Vancouver
3 min

In the black

Vancouver Pride Society looks to a new parade route

PICKING UP NEW MEMBERS. Vancouver Pride Society president Shawn Ewing (left) welcomes Fraser Doke to the board. It's time for the community to "belly up to the bar" and volunteer for Pride, Doke says. Pride doesn't just happen; "it takes a lot of planning, a lot of labour." Credit: Robin Perelle

It’s been a good year, president Shawn Ewing tells the dozen-or-so members of the Vancouver Pride Society (VPS) who attended this year’s annual general meeting, Oct 23. “We were able to retire all [our] debt, plan and successfully execute 11 Pride events and end the year with a surplus.”



As of Saturday morning, VPS treasurer Barry Piersdorff confirms, the Pride Society has $31,000 in the bank, free and clear, and a total accounting surplus of $45,208.



That’s a significant change from last year’s financial situation, which saw the VPS still clawing its way out of a $107,000 deficit hole.

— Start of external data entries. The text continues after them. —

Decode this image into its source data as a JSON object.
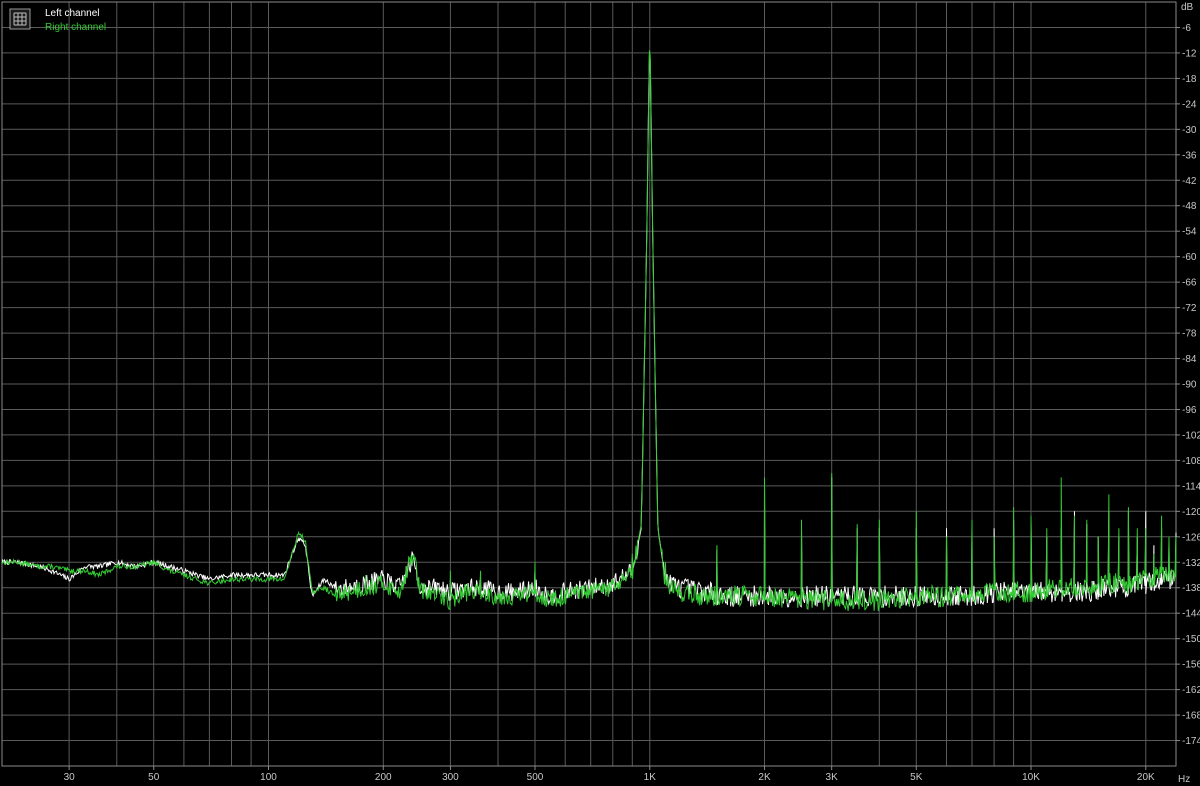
{
  "chart_data": {
    "type": "line",
    "title": "",
    "xlabel": "Hz",
    "ylabel": "dB",
    "xscale": "log",
    "xlim": [
      20,
      24000
    ],
    "ylim": [
      -180,
      0
    ],
    "grid": true,
    "legend_position": "top-left",
    "x_ticks": [
      {
        "value": 30,
        "label": "30"
      },
      {
        "value": 50,
        "label": "50"
      },
      {
        "value": 100,
        "label": "100"
      },
      {
        "value": 200,
        "label": "200"
      },
      {
        "value": 300,
        "label": "300"
      },
      {
        "value": 500,
        "label": "500"
      },
      {
        "value": 1000,
        "label": "1K"
      },
      {
        "value": 2000,
        "label": "2K"
      },
      {
        "value": 3000,
        "label": "3K"
      },
      {
        "value": 5000,
        "label": "5K"
      },
      {
        "value": 10000,
        "label": "10K"
      },
      {
        "value": 20000,
        "label": "20K"
      }
    ],
    "y_ticks": [
      -6,
      -12,
      -18,
      -24,
      -30,
      -36,
      -42,
      -48,
      -54,
      -60,
      -66,
      -72,
      -78,
      -84,
      -90,
      -96,
      -102,
      -108,
      -114,
      -120,
      -126,
      -132,
      -138,
      -144,
      -150,
      -156,
      -162,
      -168,
      -174
    ],
    "series": [
      {
        "name": "Left channel",
        "color": "#ffffff",
        "x": [
          20,
          22,
          25,
          27,
          30,
          33,
          36,
          40,
          45,
          50,
          55,
          60,
          70,
          80,
          90,
          100,
          110,
          120,
          125,
          130,
          140,
          150,
          160,
          180,
          200,
          220,
          240,
          250,
          260,
          280,
          300,
          330,
          360,
          400,
          450,
          500,
          550,
          600,
          700,
          800,
          900,
          950,
          980,
          1000,
          1020,
          1050,
          1100,
          1200,
          1400,
          1600,
          2000,
          2500,
          3000,
          4000,
          5000,
          6000,
          7000,
          8000,
          10000,
          12000,
          14000,
          16000,
          18000,
          20000,
          22000,
          24000
        ],
        "y": [
          -132,
          -132,
          -133,
          -134,
          -136,
          -133,
          -133,
          -132,
          -133,
          -132,
          -133,
          -134,
          -136,
          -135,
          -135,
          -135,
          -135,
          -126,
          -128,
          -140,
          -136,
          -138,
          -138,
          -137,
          -136,
          -138,
          -131,
          -138,
          -138,
          -138,
          -139,
          -138,
          -138,
          -139,
          -139,
          -138,
          -140,
          -139,
          -138,
          -137,
          -134,
          -124,
          -60,
          -6,
          -60,
          -124,
          -136,
          -138,
          -139,
          -140,
          -140,
          -140,
          -140,
          -140,
          -140,
          -140,
          -140,
          -139,
          -139,
          -139,
          -139,
          -138,
          -138,
          -137,
          -136,
          -136
        ]
      },
      {
        "name": "Right channel",
        "color": "#33cc33",
        "x": [
          20,
          22,
          25,
          27,
          30,
          33,
          36,
          40,
          45,
          50,
          55,
          60,
          70,
          80,
          90,
          100,
          110,
          120,
          125,
          130,
          140,
          150,
          160,
          180,
          200,
          220,
          240,
          250,
          260,
          280,
          300,
          330,
          360,
          400,
          450,
          500,
          550,
          600,
          700,
          800,
          900,
          950,
          980,
          1000,
          1020,
          1050,
          1100,
          1200,
          1400,
          1600,
          2000,
          2500,
          3000,
          4000,
          5000,
          6000,
          7000,
          8000,
          10000,
          12000,
          14000,
          16000,
          18000,
          20000,
          22000,
          24000
        ],
        "y": [
          -132,
          -132,
          -133,
          -133,
          -134,
          -134,
          -135,
          -133,
          -133,
          -132,
          -134,
          -135,
          -137,
          -136,
          -136,
          -136,
          -136,
          -125,
          -127,
          -139,
          -138,
          -140,
          -139,
          -138,
          -137,
          -139,
          -130,
          -139,
          -139,
          -140,
          -141,
          -139,
          -139,
          -140,
          -140,
          -139,
          -141,
          -140,
          -139,
          -138,
          -135,
          -123,
          -60,
          -5,
          -60,
          -124,
          -137,
          -139,
          -140,
          -140,
          -140,
          -141,
          -141,
          -141,
          -140,
          -140,
          -140,
          -139,
          -139,
          -138,
          -138,
          -137,
          -137,
          -136,
          -135,
          -134
        ]
      }
    ],
    "spikes": {
      "freqs": [
        120,
        180,
        240,
        300,
        360,
        500,
        900,
        1100,
        1500,
        2000,
        2500,
        3000,
        3500,
        4000,
        5000,
        6000,
        7000,
        8000,
        9000,
        10000,
        11000,
        12000,
        13000,
        14000,
        15000,
        16000,
        17000,
        18000,
        19000,
        20000,
        21000,
        22000,
        23000,
        24000
      ],
      "left": [
        -127,
        -136,
        -131,
        -136,
        -136,
        -134,
        -131,
        -134,
        -129,
        -113,
        -124,
        -112,
        -124,
        -124,
        -124,
        -124,
        -124,
        -124,
        -122,
        -122,
        -126,
        -124,
        -120,
        -123,
        -126,
        -120,
        -126,
        -120,
        -126,
        -120,
        -128,
        -124,
        -128,
        -125
      ],
      "right": [
        -125,
        -135,
        -130,
        -134,
        -134,
        -132,
        -130,
        -132,
        -128,
        -112,
        -122,
        -111,
        -123,
        -122,
        -120,
        -126,
        -122,
        -126,
        -119,
        -121,
        -124,
        -112,
        -121,
        -122,
        -126,
        -116,
        -124,
        -119,
        -124,
        -124,
        -130,
        -121,
        -126,
        -126
      ]
    }
  }
}
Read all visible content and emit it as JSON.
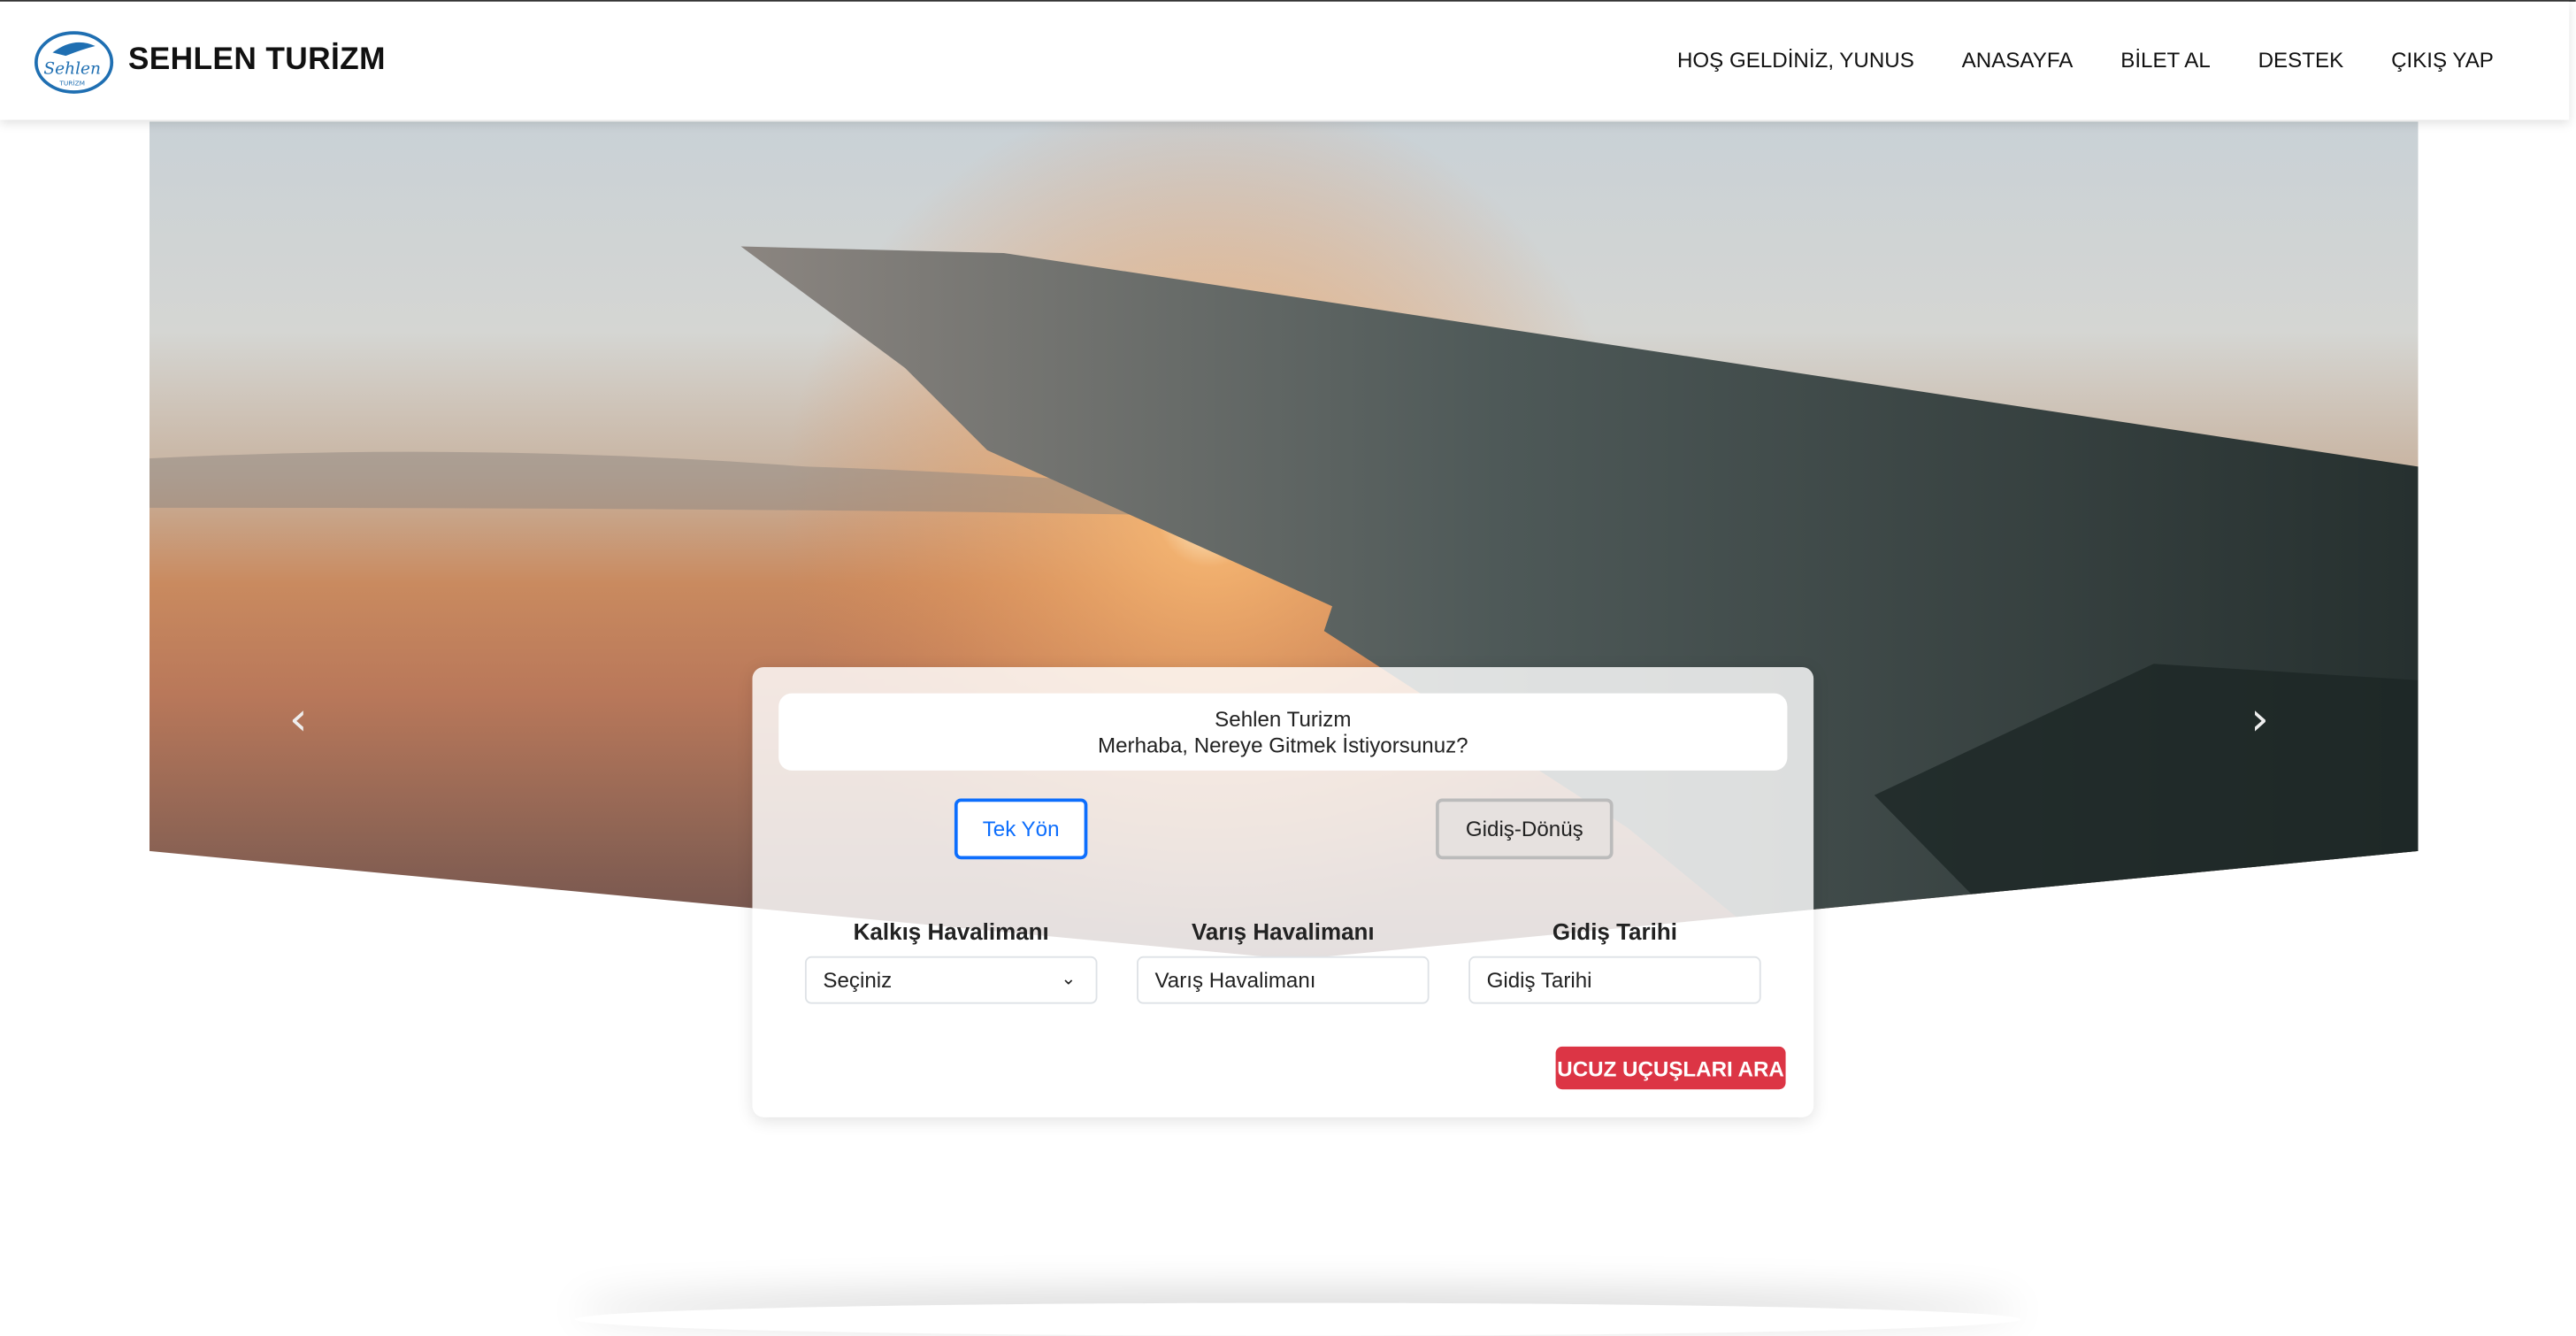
{
  "header": {
    "brand": "SEHLEN TURİZM",
    "logo_text": "Sehlen TURİZM",
    "nav": [
      "HOŞ GELDİNİZ, YUNUS",
      "ANASAYFA",
      "BİLET AL",
      "DESTEK",
      "ÇIKIŞ YAP"
    ]
  },
  "carousel": {
    "prev_icon": "chevron-left-icon",
    "next_icon": "chevron-right-icon",
    "prev": "‹",
    "next": "›"
  },
  "search_card": {
    "title": "Sehlen Turizm",
    "subtitle": "Merhaba, Nereye Gitmek İstiyorsunuz?",
    "trip_types": [
      "Tek Yön",
      "Gidiş-Dönüş"
    ],
    "departure": {
      "label": "Kalkış Havalimanı",
      "value": "Seçiniz"
    },
    "arrival": {
      "label": "Varış Havalimanı",
      "placeholder": "Varış Havalimanı"
    },
    "date": {
      "label": "Gidiş Tarihi",
      "placeholder": "Gidiş Tarihi"
    },
    "submit": "UCUZ UÇUŞLARI ARA"
  },
  "colors": {
    "primary": "#0d6efd",
    "danger": "#dc3545",
    "logo": "#1f6fb2"
  }
}
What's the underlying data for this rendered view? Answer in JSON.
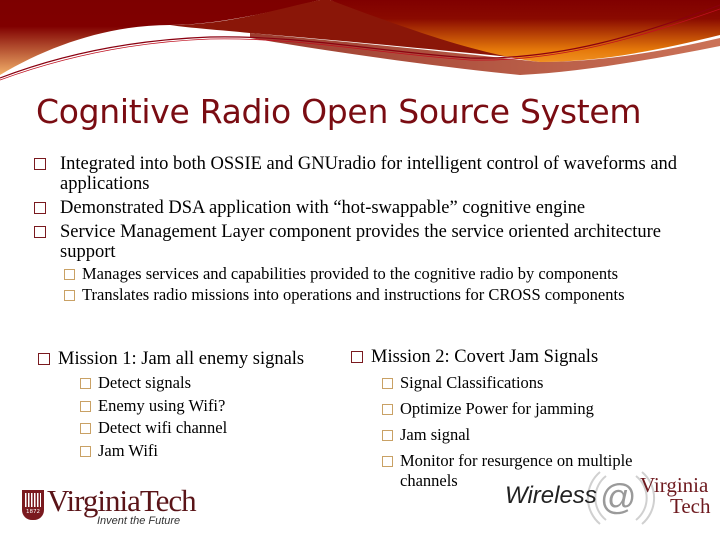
{
  "slide": {
    "title": "Cognitive Radio Open Source System",
    "bullets": [
      {
        "text": "Integrated into both OSSIE and GNUradio for intelligent control of waveforms and applications"
      },
      {
        "text": "Demonstrated DSA application with “hot-swappable” cognitive engine"
      },
      {
        "text": "Service Management Layer component provides the service oriented architecture support"
      }
    ],
    "sub_bullets": [
      {
        "text": "Manages services and capabilities provided to the cognitive radio by components"
      },
      {
        "text": "Translates radio missions into operations and instructions for CROSS components"
      }
    ],
    "mission1": {
      "heading": "Mission 1: Jam all enemy signals",
      "items": [
        "Detect signals",
        "Enemy using Wifi?",
        "Detect wifi channel",
        "Jam Wifi"
      ]
    },
    "mission2": {
      "heading": "Mission 2: Covert Jam Signals",
      "items": [
        "Signal Classifications",
        "Optimize Power for jamming",
        "Jam signal",
        "Monitor for resurgence on multiple channels"
      ]
    }
  },
  "logos": {
    "virginia_tech": {
      "name": "VirginiaTech",
      "tagline": "Invent the Future",
      "year": "1872"
    },
    "wireless_vt": {
      "wireless": "Wireless",
      "at": "@",
      "virginia": "Virginia",
      "tech": "Tech"
    }
  },
  "colors": {
    "title": "#7a0c12",
    "bullet_primary": "#7a1a1f",
    "bullet_secondary": "#c9a165",
    "header_dark": "#7d0000",
    "header_orange": "#e8840c"
  },
  "icons": {
    "bullet": "square-bullet-icon",
    "header": "wave-banner-icon"
  }
}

This year’s surplus is the result of very careful planning, Ewing and Piersdorff say. In contrast to the poor planning of some previous years, this year’s board evaluated all prospective events against the dual criteria of fiscal responsibility and community value. All plans were “dissected, bisected, [put] over the microscope, under the microscope,” Ewing says. And, once approved, plans were “constantly reported on and revisited and re-revisited,” Piersdorff adds.



As a result, though cash sponsorships and donations dropped by almost $30,000 this year, the VPS still managed to come out in the black. It even has rent money already lined up for the early new year (a notoriously dicey time for VPS cash flow).



“In three years, we’ve gone from a $107,000 deficit to a $45,000 surplus,” Piersdorff reiterates.



A closer look at the Society’s latest financial statement shows this year’s Pride events made a total of $93,227 and cost just $73,595 to stage, down from last year’s costs of about $107,000 and $261,000 the year before. In other words, instead of draining money out of the VPS, this year’s events paid for themselves overall and some even made a profit.



The festivals, however, did not fare so well. The post-Parade festival at Sunset Beach, Stonewall on the Drive, Picnic in the Park and Queer-Coustic in Alexandra Park all lost money. But “these events had to happen,” Piersdorff says, noting that the board anticipated their shortfall and got a $5,000 festival grant from the city to offset it. (The festivals still came up $1583 short at the end of the day.)



But the festivals are important to the community, Ewing emphasizes. The Stonewall event, in particular, was important because it reached out past the VPS’ usual sphere to include the east side in the Pride celebrations.



Still, some proposed festivals didn’t make the cut. The board cancelled plans for a second annual Davie St Fair because the VPS couldn’t risk having to absorb the potential losses again. The board will revisit the question again next year, Ewing says. “But it will still have to meet the test,” Piersdorff warns.



As for last year’s street fair loss, the VPS worked out a deal with its co-sponsor, the PumpJack Pub, to ease some of the fair’s deficit from its books. (Last year’s financial statement shows the VPS lost $18,000 on the fair. This year’s statement shows the total loss was actually $24,794. But at the end of the day, the PumpJack agreed to absorb a greater share of that loss, and left the VPS with just $9,333 on its own books.)



Having a smoke outside Gordon Neighbourhood House after the meeting, Ewing reflects on how far the VPS has come financially. Last year, she says, she got a call from the city looking for its money (the VPS still owed almost $7,000 at the time). This year, Ewing says she called city hall looking for its last $985 grant installment (which it has since paid).



Things have changed, Ewing smiles. “It’s a good place to be.”



In fact, the VPS is in such good shape this year, it decided to give something back: $6,000 in donations to the Dr Peter Centre, the BC Persons with AIDS Society, AIDS Vancouver and A Loving Spoonful.



The Society is also growing in other ways. The reality is, the Pride Parade is getting so big that it may have outgrown its route, Ewing says, noting that the VPS has already begun talks with the city to explore other options.



Change can be hard, Ewing acknowledges, especially since “for lots of people, there’s a huge amount of history and heritage.” But it may be necessary.



The VPS is planning to hold a special meeting Nov 20 to consult the community about the parade route. “We need input,” Ewing says.



She’s also looking for input on the VPS’ decision to strike out in yet another new direction: the Santa Claus Parade. The Society has already paid for its spot in the upcoming parade. When asked if the VPS might be straying from its original mandate, Ewing says it’s important to reach out to the larger community. And a recent phone call from the Santa organizers reinforcing adherence to their family-oriented rules and regulations won’t dissuade her.



If anything, she says, the call simply reinforces her commitment to educate the straight community.



VANCOUVER PRIDE SOCIETY.

Special consultation.

Nov 20.

Specifics TBA.